Anticipating the design of the Schienenzeppelin, the earlier Aerowagon, an experimental Russian high-speed railcar, was also equipped with an aircraft engine and a propeller. On 24 July 1921, a group of delegates to the First Congress of the Profintern, led by Fyodor Sergeyev, took the Aerowagon from Moscow to the Tula collieries to test it. Abakovsky was also on board. Although they successfully arrived in Tula on their maiden run, the return route to Moscow was not successful. The Aerowagon derailed at high speed near Serpukhov, killing six of the 22 people on board. A seventh man later died of his injuries.
The Schienenzeppelin railcar was built at the beginning of 1930 in the Hannover-Leinhausen works of the German Imperial Railway Company. The work was completed by Fall of that year. The vehicle was 84 feet 9 3/4 inches long and had just two axles, with a wheelbase of 64 feet 3 5/8 inches. The height was 9 feet 2 1/4 inches. It had two conjoined BMW IV 6-cylinder petroleum aircraft engines. The driveshaft was raised seven-degrees above the horizontal to give the vehicle some downwards thrust. The body of the Schienenzeppelin was streamlined, having some resemblance to the era’s popular Zeppelin airships, and it was built of aluminum in aircraft style to reduce weight. The railcar could carry up to 40 passengers. Its interior was designed in Bauhaus-style.
On May 10, 1931, the Schienenzeppelin exceeded a speed of 120 miles per hour for the first time. Afterwards, it toured Germany as an exhibit to the general public throughout Germany. There was still some concern due to the trains speed. On June 21, 1931, it set a new world railway speed record of 143 miles per hour on the Berlin–Hamburg line between Karstädt and Dergenthin, which was not surpassed by any other rail vehicle until 1954. The railcar still holds the land speed record for a petroleum powered rail vehicle. This high speed was attributable, in addition to other things, to its low weight, which was only 44800 pounds.
While several modifications were attempted, ultimately the Schienenzeppelin was scrapped. Due to many problems with the Schienenzeppelin prototype, the Deutsche Reichsbahn-Gesellschaft decided to go their own way in developing a high-speed railcar, leading to the Fliegender Hamburger (Flying Hamburger) in 1933. This new design was much more suitable for regular service and served also as the basis for later railcar developments.
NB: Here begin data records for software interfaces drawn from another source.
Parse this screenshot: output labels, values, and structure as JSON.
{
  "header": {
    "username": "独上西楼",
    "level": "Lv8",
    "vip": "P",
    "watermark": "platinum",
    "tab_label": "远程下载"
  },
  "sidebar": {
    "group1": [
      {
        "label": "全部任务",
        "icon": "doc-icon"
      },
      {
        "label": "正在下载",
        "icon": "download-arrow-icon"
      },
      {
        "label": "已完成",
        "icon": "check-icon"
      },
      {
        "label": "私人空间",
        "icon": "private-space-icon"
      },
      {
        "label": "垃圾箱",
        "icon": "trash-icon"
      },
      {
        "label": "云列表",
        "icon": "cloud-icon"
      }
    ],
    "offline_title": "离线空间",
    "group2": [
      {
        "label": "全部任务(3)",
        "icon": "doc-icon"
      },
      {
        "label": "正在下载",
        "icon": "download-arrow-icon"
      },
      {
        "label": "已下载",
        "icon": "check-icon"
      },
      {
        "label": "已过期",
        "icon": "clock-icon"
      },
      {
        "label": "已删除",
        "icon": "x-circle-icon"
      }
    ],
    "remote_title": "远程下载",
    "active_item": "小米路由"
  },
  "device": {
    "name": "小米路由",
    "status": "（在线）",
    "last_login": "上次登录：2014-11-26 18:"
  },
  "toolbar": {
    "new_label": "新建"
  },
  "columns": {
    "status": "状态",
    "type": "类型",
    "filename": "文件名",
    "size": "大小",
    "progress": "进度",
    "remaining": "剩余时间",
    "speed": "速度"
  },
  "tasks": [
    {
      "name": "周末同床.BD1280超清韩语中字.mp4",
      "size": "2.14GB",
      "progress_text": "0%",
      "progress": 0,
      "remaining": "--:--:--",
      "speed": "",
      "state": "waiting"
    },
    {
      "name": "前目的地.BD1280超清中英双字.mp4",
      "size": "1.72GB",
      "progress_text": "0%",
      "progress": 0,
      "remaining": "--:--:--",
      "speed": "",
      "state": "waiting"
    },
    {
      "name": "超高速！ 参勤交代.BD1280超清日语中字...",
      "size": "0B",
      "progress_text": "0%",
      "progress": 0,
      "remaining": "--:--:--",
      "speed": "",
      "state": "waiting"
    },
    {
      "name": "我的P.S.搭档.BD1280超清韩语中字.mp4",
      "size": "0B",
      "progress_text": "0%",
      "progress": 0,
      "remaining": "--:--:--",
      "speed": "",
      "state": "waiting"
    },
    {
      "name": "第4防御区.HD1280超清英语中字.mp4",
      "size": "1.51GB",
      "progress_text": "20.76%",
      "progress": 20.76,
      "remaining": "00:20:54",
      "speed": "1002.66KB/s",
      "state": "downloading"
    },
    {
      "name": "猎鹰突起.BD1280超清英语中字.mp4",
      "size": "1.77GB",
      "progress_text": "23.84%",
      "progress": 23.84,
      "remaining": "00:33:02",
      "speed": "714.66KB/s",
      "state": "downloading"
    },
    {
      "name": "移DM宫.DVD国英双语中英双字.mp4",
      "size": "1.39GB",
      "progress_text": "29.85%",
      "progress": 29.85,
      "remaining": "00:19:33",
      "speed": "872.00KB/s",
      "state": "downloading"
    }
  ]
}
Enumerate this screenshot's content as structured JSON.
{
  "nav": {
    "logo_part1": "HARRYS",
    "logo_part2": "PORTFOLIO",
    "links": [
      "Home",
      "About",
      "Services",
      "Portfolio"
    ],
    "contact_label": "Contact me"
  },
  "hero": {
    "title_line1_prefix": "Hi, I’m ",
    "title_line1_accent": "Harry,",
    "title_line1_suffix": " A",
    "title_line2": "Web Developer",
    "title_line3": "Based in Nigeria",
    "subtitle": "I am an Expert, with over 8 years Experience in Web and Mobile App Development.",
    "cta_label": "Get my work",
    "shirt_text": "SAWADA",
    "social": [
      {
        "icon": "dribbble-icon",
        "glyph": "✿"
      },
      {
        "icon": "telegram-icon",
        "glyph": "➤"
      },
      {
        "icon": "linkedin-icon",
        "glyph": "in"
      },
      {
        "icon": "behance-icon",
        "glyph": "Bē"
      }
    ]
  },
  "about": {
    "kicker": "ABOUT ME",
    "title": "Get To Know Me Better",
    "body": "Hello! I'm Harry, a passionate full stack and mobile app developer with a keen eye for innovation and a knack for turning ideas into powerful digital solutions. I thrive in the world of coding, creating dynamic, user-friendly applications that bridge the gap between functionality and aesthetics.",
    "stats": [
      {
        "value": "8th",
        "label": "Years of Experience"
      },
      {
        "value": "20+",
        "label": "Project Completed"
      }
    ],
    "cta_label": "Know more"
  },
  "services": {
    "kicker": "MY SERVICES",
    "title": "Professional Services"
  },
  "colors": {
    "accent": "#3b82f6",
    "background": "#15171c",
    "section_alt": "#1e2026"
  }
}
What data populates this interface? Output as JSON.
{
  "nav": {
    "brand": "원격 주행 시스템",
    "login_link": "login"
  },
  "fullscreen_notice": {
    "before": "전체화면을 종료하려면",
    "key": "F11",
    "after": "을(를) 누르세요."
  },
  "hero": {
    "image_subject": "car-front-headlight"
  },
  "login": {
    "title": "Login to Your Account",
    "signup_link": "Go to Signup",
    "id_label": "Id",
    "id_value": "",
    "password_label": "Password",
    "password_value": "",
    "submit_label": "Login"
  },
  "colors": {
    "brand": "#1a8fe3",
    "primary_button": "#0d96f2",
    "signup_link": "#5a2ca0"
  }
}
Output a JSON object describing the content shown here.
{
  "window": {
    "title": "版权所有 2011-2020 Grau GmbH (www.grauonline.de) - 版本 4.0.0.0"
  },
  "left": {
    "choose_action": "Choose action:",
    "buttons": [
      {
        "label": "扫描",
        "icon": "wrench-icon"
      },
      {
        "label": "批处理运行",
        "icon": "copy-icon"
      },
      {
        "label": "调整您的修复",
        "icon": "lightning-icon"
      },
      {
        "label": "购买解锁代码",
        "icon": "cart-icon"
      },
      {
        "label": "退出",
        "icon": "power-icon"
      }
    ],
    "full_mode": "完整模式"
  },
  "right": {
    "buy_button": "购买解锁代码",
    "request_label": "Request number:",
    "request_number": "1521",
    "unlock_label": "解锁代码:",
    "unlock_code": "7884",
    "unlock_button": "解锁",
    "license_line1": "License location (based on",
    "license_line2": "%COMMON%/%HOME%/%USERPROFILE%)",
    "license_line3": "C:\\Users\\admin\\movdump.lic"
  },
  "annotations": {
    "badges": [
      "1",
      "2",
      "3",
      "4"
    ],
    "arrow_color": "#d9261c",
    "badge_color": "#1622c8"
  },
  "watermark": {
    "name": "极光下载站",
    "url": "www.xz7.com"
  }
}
However, many of the Kruckenberg ideas were based on the experiments with Schienenzeppelin and high-speed rail travel, found their way into later DRG railcar designs.
The failure, if it could be called that, of Schienenzeppelin has been attributed to everything from the dangers of using an open propeller in crowded railway stations to fierce competition between Kruckenberg’s company and the Deutsche Reichsbahn’s separate efforts to build high-speed railcars. Another disadvantage of the rail zeppelin was the inability to pull additional wagons to form a train, because of its construction. Furthermore, the vehicle could not use its propeller to climb steep gradients, as the flow would separate when full power was applied. Thus an additional means of propulsion was needed for such circumstances. Safety concerns have been associated with running high-speed railcars on old track network, with the inadvisability of reversing the vehicle, and with operating a propeller close to passengers.